How does best-friendship interact with life offline? Social media interactions have been shown to increase closeness between friends who also interact offline, yet social media use has been shown to displace time spent on face-to-face interactions.

You can have real friends online. Social media is simply a medium of communication. Communication online is not as gratifying as face-to-face. The rate of decay of relationships is slowed by it. It won't stop them from decaying.

It is much harder to maintain relationships online because of the reduction of neurochemical release. There is no biobehavioral synchrony.

Absolutely profound love.

Human friendship is the most important aspect of social bonding, and your best friend is the most important of all. According to Machin, friendship is an aspect of our lives. It is complex.

It is as if every single person in your body has a relationship with that person.

The doctor is Dr Anna Machin.

At its most basic level, friendship is a form of biological bribe. It is a set of chemicals that reward you for forming and maintaining relationships. It is a mechanism that has evolved to make sure that you invest in the relationships that are critical to your survival.

Through biobehavioral synchrony, we feel that profound connection. We see it in relationships between parents and children, in romantic relationships, and in best friends. Would a romantic partner be a good parent to my children? Do we have the same goals in life?

The parties are more open with each other because they are not always having to remain attractive for their partner. A good friendship is about values and support. It's possible to live on opposite sides of the Earth and still feel close to your special friend.
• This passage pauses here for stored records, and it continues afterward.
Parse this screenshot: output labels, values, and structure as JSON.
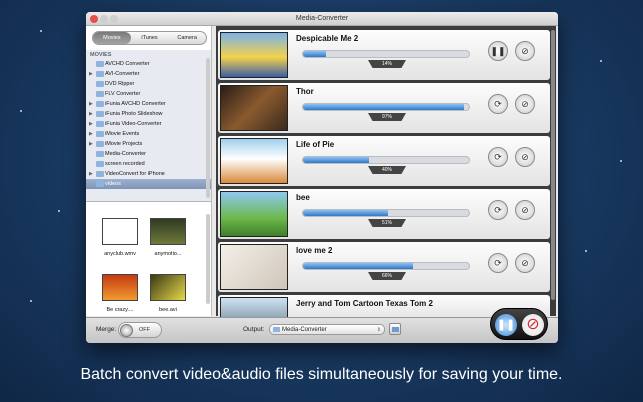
{
  "window": {
    "title": "Media-Converter"
  },
  "tabs": [
    "Movies",
    "iTunes",
    "Camera"
  ],
  "sources": {
    "section": "MOVIES",
    "items": [
      {
        "label": "AVCHD Converter",
        "expandable": false
      },
      {
        "label": "AVI-Converter",
        "expandable": true
      },
      {
        "label": "DVD Ripper",
        "expandable": false
      },
      {
        "label": "FLV Converter",
        "expandable": false
      },
      {
        "label": "iFunia AVCHD Converter",
        "expandable": true
      },
      {
        "label": "iFunia Photo Slideshow",
        "expandable": true
      },
      {
        "label": "iFunia Video-Converter",
        "expandable": true
      },
      {
        "label": "iMovie Events",
        "expandable": true
      },
      {
        "label": "iMovie Projects",
        "expandable": true
      },
      {
        "label": "Media-Converter",
        "expandable": false
      },
      {
        "label": "screen recorded",
        "expandable": false
      },
      {
        "label": "VideoConvert for iPhone",
        "expandable": true
      },
      {
        "label": "videos",
        "expandable": false,
        "selected": true
      }
    ]
  },
  "thumbnails": [
    "anyclub.wmv",
    "anymotio...",
    "Be crazy....",
    "bee.avi"
  ],
  "conversions": [
    {
      "title": "Despicable Me 2",
      "progress": 14,
      "progress_label": "14%",
      "state": "pause"
    },
    {
      "title": "Thor",
      "progress": 97,
      "progress_label": "97%",
      "state": "retry"
    },
    {
      "title": "Life of Pie",
      "progress": 40,
      "progress_label": "40%",
      "state": "retry"
    },
    {
      "title": "bee",
      "progress": 51,
      "progress_label": "51%",
      "state": "retry"
    },
    {
      "title": "love me 2",
      "progress": 66,
      "progress_label": "66%",
      "state": "retry"
    },
    {
      "title": "Jerry and Tom Cartoon Texas Tom 2",
      "progress": null,
      "progress_label": "",
      "state": "partial"
    }
  ],
  "bottom": {
    "merge_label": "Merge:",
    "merge_state": "OFF",
    "output_label": "Output:",
    "output_value": "Media-Converter"
  },
  "caption": "Batch convert video&audio files simultaneously for saving your time."
}
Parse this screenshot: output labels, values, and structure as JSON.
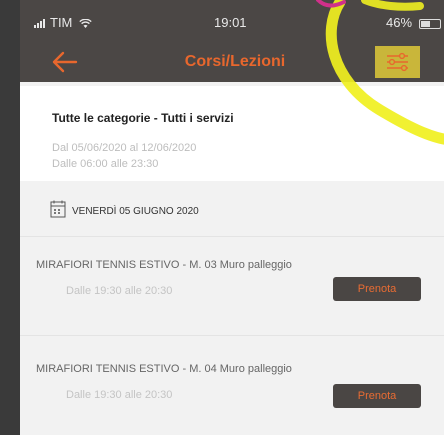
{
  "status_bar": {
    "carrier": "TIM",
    "time": "19:01",
    "battery": "46%"
  },
  "header": {
    "title": "Corsi/Lezioni",
    "back_icon": "arrow-left-icon",
    "filter_icon": "sliders-icon",
    "accent_color": "#e8672d",
    "bar_color": "#4b4745"
  },
  "filter": {
    "title": "Tutte le categorie - Tutti i servizi",
    "date_range": "Dal 05/06/2020 al 12/06/2020",
    "time_range": "Dalle 06:00 alle 23:30"
  },
  "day": {
    "label": "VENERDÌ 05 GIUGNO 2020"
  },
  "slots": [
    {
      "title": "MIRAFIORI TENNIS ESTIVO  - M. 03 Muro palleggio",
      "time": "Dalle 19:30 alle 20:30",
      "button": "Prenota"
    },
    {
      "title": "MIRAFIORI TENNIS ESTIVO  - M. 04 Muro palleggio",
      "time": "Dalle 19:30 alle 20:30",
      "button": "Prenota"
    }
  ]
}
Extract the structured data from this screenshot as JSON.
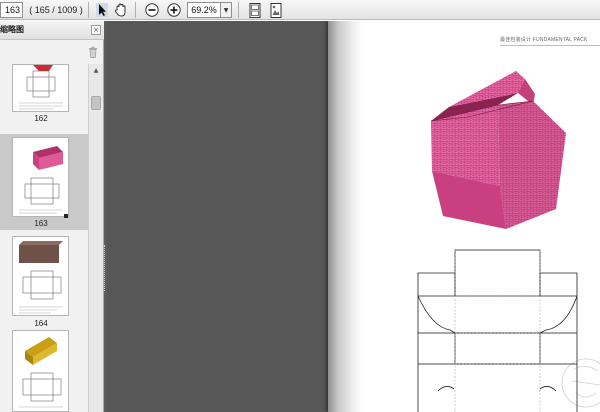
{
  "toolbar": {
    "page_number": "163",
    "page_count": "( 165 / 1009 )",
    "zoom": "69.2%",
    "icons": [
      "select-tool-icon",
      "hand-tool-icon",
      "zoom-out-icon",
      "zoom-in-icon",
      "fit-page-icon",
      "fit-width-icon"
    ]
  },
  "sidebar": {
    "title": "缩略图",
    "close_label": "×",
    "thumbnails": [
      {
        "label": "162"
      },
      {
        "label": "163",
        "selected": true
      },
      {
        "label": "164"
      },
      {
        "label": ""
      }
    ]
  },
  "document": {
    "header": "最佳包装设计  FUNDAMENTAL PACK",
    "box_color": "#d94a8c",
    "box_inner_color": "#8a2352"
  },
  "colors": {
    "dark_bg": "#575757",
    "sidebar_bg": "#f1f1f1",
    "selected_thumb": "#c9c9c9"
  }
}
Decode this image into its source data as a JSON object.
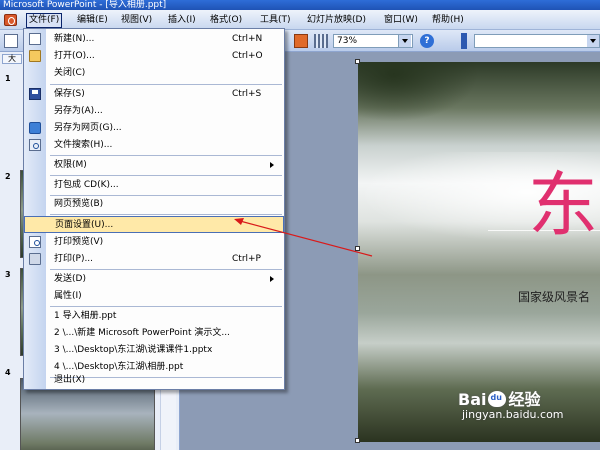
{
  "window": {
    "title": "Microsoft PowerPoint - [导入相册.ppt]"
  },
  "menubar": {
    "items": [
      {
        "label": "文件(F)"
      },
      {
        "label": "编辑(E)"
      },
      {
        "label": "视图(V)"
      },
      {
        "label": "插入(I)"
      },
      {
        "label": "格式(O)"
      },
      {
        "label": "工具(T)"
      },
      {
        "label": "幻灯片放映(D)"
      },
      {
        "label": "窗口(W)"
      },
      {
        "label": "帮助(H)"
      }
    ]
  },
  "toolbar": {
    "zoom": "73%"
  },
  "left_panel": {
    "tab_label": "大",
    "slide_numbers": [
      "1",
      "2",
      "3",
      "4"
    ]
  },
  "file_menu": {
    "items": [
      {
        "label": "新建(N)...",
        "shortcut": "Ctrl+N",
        "icon": "new-document-icon"
      },
      {
        "label": "打开(O)...",
        "shortcut": "Ctrl+O",
        "icon": "open-folder-icon"
      },
      {
        "label": "关闭(C)",
        "shortcut": ""
      },
      {
        "label": "保存(S)",
        "shortcut": "Ctrl+S",
        "icon": "save-icon"
      },
      {
        "label": "另存为(A)...",
        "shortcut": ""
      },
      {
        "label": "另存为网页(G)...",
        "shortcut": "",
        "icon": "web-page-icon"
      },
      {
        "label": "文件搜索(H)...",
        "shortcut": "",
        "icon": "file-search-icon"
      },
      {
        "label": "权限(M)",
        "shortcut": "",
        "submenu": true
      },
      {
        "label": "打包成 CD(K)...",
        "shortcut": ""
      },
      {
        "label": "网页预览(B)",
        "shortcut": ""
      },
      {
        "label": "页面设置(U)...",
        "shortcut": "",
        "highlighted": true
      },
      {
        "label": "打印预览(V)",
        "shortcut": "",
        "icon": "print-preview-icon"
      },
      {
        "label": "打印(P)...",
        "shortcut": "Ctrl+P",
        "icon": "print-icon"
      },
      {
        "label": "发送(D)",
        "shortcut": "",
        "submenu": true
      },
      {
        "label": "属性(I)",
        "shortcut": ""
      },
      {
        "label": "1 导入相册.ppt",
        "shortcut": ""
      },
      {
        "label": "2 \\...\\新建 Microsoft PowerPoint 演示文...",
        "shortcut": ""
      },
      {
        "label": "3 \\...\\Desktop\\东江湖\\说课课件1.pptx",
        "shortcut": ""
      },
      {
        "label": "4 \\...\\Desktop\\东江湖\\相册.ppt",
        "shortcut": ""
      },
      {
        "label": "退出(X)",
        "shortcut": ""
      }
    ]
  },
  "slide": {
    "title": "东",
    "subtitle": "国家级风景名"
  },
  "watermark": {
    "logo_left": "Bai",
    "logo_right": "经验",
    "url": "jingyan.baidu.com"
  },
  "colors": {
    "title_pink": "#e0306f",
    "highlight": "#ffe9a8",
    "arrow_red": "#d91a1a"
  }
}
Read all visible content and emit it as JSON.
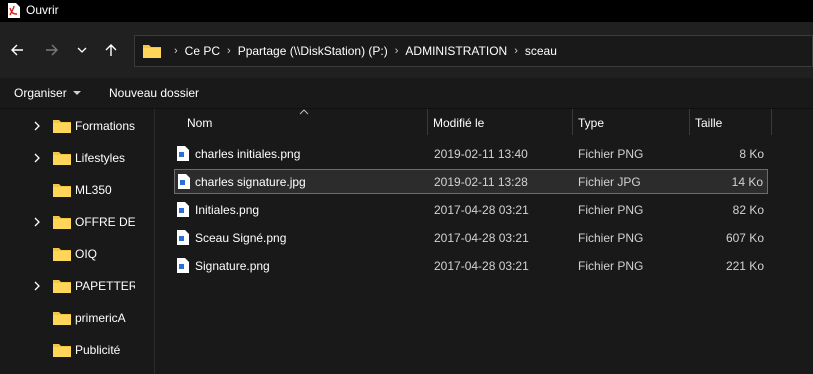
{
  "window": {
    "title": "Ouvrir"
  },
  "navigation": {
    "breadcrumb": [
      "Ce PC",
      "Ppartage (\\\\DiskStation) (P:)",
      "ADMINISTRATION",
      "sceau"
    ]
  },
  "commands": {
    "organise": "Organiser",
    "new_folder": "Nouveau dossier"
  },
  "sidebar": {
    "items": [
      {
        "label": "Formations",
        "expandable": true
      },
      {
        "label": "Lifestyles",
        "expandable": true
      },
      {
        "label": "ML350",
        "expandable": false
      },
      {
        "label": "OFFRE DE S",
        "expandable": true
      },
      {
        "label": "OIQ",
        "expandable": false
      },
      {
        "label": "PAPETTERIE",
        "expandable": true
      },
      {
        "label": "primericA",
        "expandable": false
      },
      {
        "label": "Publicité",
        "expandable": false
      }
    ]
  },
  "files": {
    "columns": {
      "name": "Nom",
      "modified": "Modifié le",
      "type": "Type",
      "size": "Taille"
    },
    "rows": [
      {
        "name": "charles initiales.png",
        "modified": "2019-02-11 13:40",
        "type": "Fichier PNG",
        "size": "8 Ko",
        "selected": false
      },
      {
        "name": "charles signature.jpg",
        "modified": "2019-02-11 13:28",
        "type": "Fichier JPG",
        "size": "14 Ko",
        "selected": true
      },
      {
        "name": "Initiales.png",
        "modified": "2017-04-28 03:21",
        "type": "Fichier PNG",
        "size": "82 Ko",
        "selected": false
      },
      {
        "name": "Sceau Signé.png",
        "modified": "2017-04-28 03:21",
        "type": "Fichier PNG",
        "size": "607 Ko",
        "selected": false
      },
      {
        "name": "Signature.png",
        "modified": "2017-04-28 03:21",
        "type": "Fichier PNG",
        "size": "221 Ko",
        "selected": false
      }
    ]
  },
  "colors": {
    "folder": "#f4c542",
    "background": "#191919",
    "navbar": "#202020",
    "selection": "#2c2c2c"
  }
}
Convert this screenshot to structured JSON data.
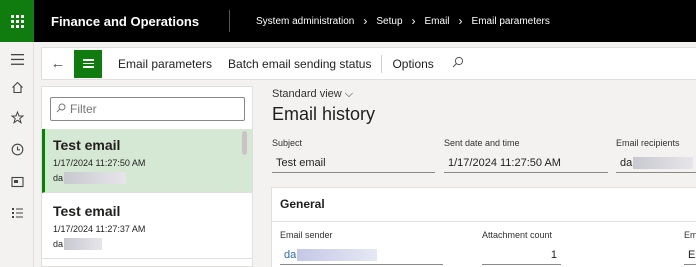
{
  "topbar": {
    "app_name": "Finance and Operations",
    "breadcrumbs": [
      "System administration",
      "Setup",
      "Email",
      "Email parameters"
    ]
  },
  "leftnav": {
    "icons": [
      "hamburger-icon",
      "home-icon",
      "star-icon",
      "clock-icon",
      "workspace-icon",
      "list-icon"
    ]
  },
  "actionpane": {
    "actions": [
      "Email parameters",
      "Batch email sending status",
      "Options"
    ]
  },
  "list": {
    "filter_placeholder": "Filter",
    "items": [
      {
        "title": "Test email",
        "datetime": "1/17/2024 11:27:50 AM",
        "email_prefix": "da",
        "selected": true
      },
      {
        "title": "Test email",
        "datetime": "1/17/2024 11:27:37 AM",
        "email_prefix": "da",
        "selected": false
      }
    ]
  },
  "main": {
    "view_label": "Standard view",
    "page_title": "Email history",
    "fields": {
      "subject_label": "Subject",
      "subject_value": "Test email",
      "sent_label": "Sent date and time",
      "sent_value": "1/17/2024 11:27:50 AM",
      "recipients_label": "Email recipients",
      "recipients_value": "da"
    },
    "general": {
      "title": "General",
      "sender_label": "Email sender",
      "sender_value": "da",
      "attachment_label": "Attachment count",
      "attachment_value": "1",
      "partial_label": "Em",
      "partial_value": "Ex"
    }
  },
  "colors": {
    "brand_green": "#107c10",
    "selected_bg": "#d5e8d4"
  }
}
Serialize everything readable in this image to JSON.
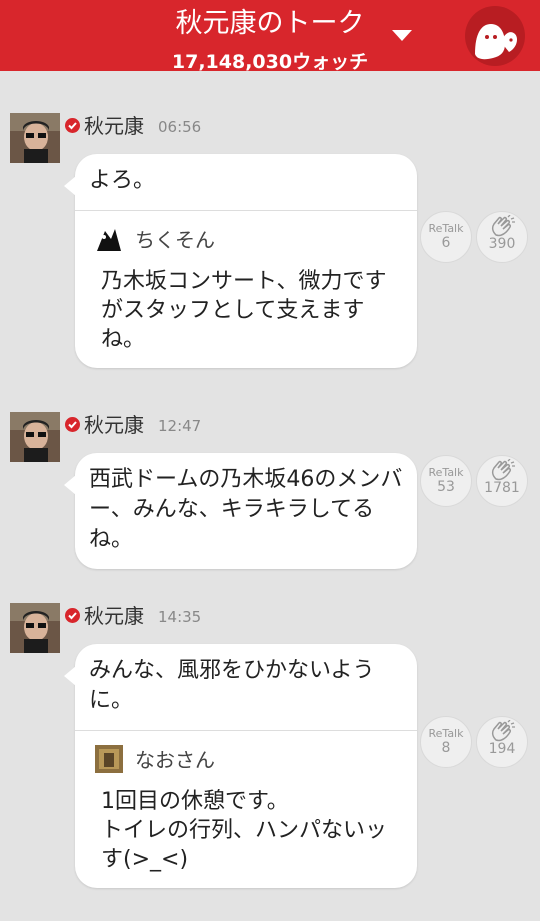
{
  "header": {
    "title": "秋元康のトーク",
    "watch_count": "17,148,030ウォッチ"
  },
  "posts": [
    {
      "author": "秋元康",
      "time": "06:56",
      "text": "よろ。",
      "quote": {
        "name": "ちくそん",
        "text": "乃木坂コンサート、微力ですがスタッフとして支えますね。"
      },
      "retalk_label": "ReTalk",
      "retalk_count": "6",
      "clap_count": "390"
    },
    {
      "author": "秋元康",
      "time": "12:47",
      "text": "西武ドームの乃木坂46のメンバー、みんな、キラキラしてるね。",
      "retalk_label": "ReTalk",
      "retalk_count": "53",
      "clap_count": "1781"
    },
    {
      "author": "秋元康",
      "time": "14:35",
      "text": "みんな、風邪をひかないように。",
      "quote": {
        "name": "なおさん",
        "text": "1回目の休憩です。\nトイレの行列、ハンパないッす(>_<)"
      },
      "retalk_label": "ReTalk",
      "retalk_count": "8",
      "clap_count": "194"
    }
  ],
  "colors": {
    "brand_red": "#d8262c",
    "background": "#e3e3e3"
  },
  "icons": [
    "dropdown-caret-icon",
    "mascot-icon",
    "verified-icon",
    "clap-icon"
  ]
}
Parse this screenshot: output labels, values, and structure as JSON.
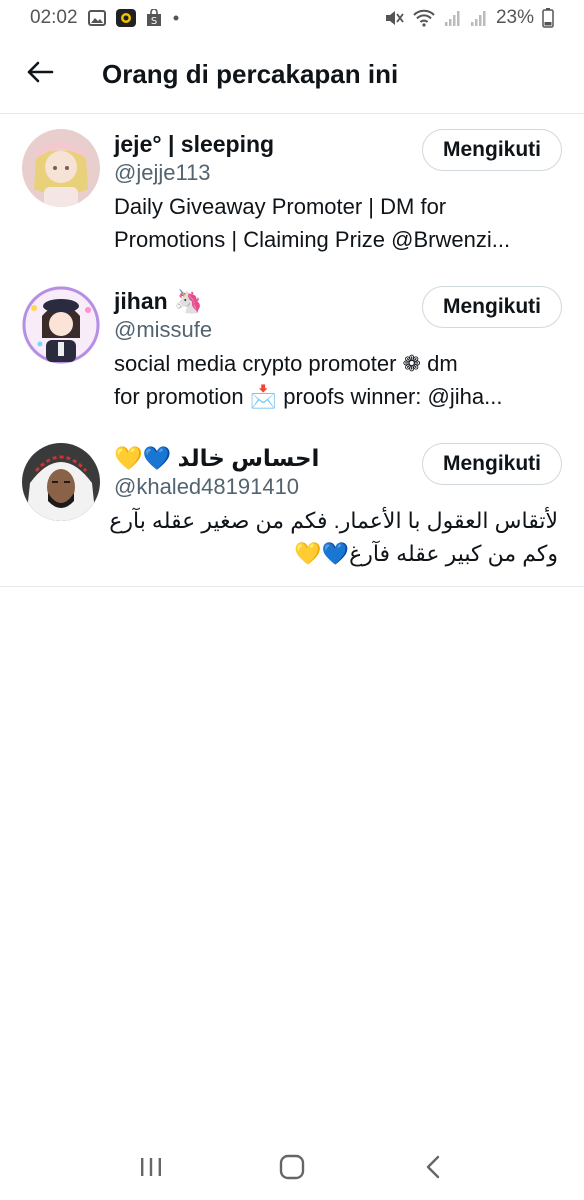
{
  "status_bar": {
    "time": "02:02",
    "battery": "23%"
  },
  "header": {
    "title": "Orang di percakapan ini"
  },
  "users": [
    {
      "display_name": "jeje° | sleeping",
      "handle": "@jejje113",
      "follow_label": "Mengikuti",
      "bio_lines": [
        "Daily Giveaway Promoter | DM for",
        "Promotions | Claiming Prize @Brwenzi..."
      ]
    },
    {
      "display_name": "jihan 🦄",
      "handle": "@missufe",
      "follow_label": "Mengikuti",
      "bio_lines": [
        "social media crypto promoter ❁ dm",
        "for promotion 📩 proofs winner: @jiha..."
      ]
    },
    {
      "display_name": "احساس خالد 💙💛",
      "handle": "@khaled48191410",
      "follow_label": "Mengikuti",
      "bio_lines": [
        "لأتقاس العقول با الأعمار. فكم من صغير عقله بآرع",
        "وكم من كبير عقله فآرغ💙💛"
      ]
    }
  ],
  "icons": {
    "back": "arrow-left-icon",
    "nav_recent": "recent-apps-icon",
    "nav_home": "home-icon",
    "nav_back": "nav-back-icon"
  },
  "colors": {
    "text_primary": "#0f1419",
    "text_secondary": "#536471",
    "divider": "#e6e9ec"
  }
}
It is as if every single person in your body is in a relationship with that person. It sums up how important best friends are. To make sure that you are as close to this person as you possibly can be, you need to engage every mechanism in your body. If those relationships weren't critical for survival, we wouldn't have evolved this way.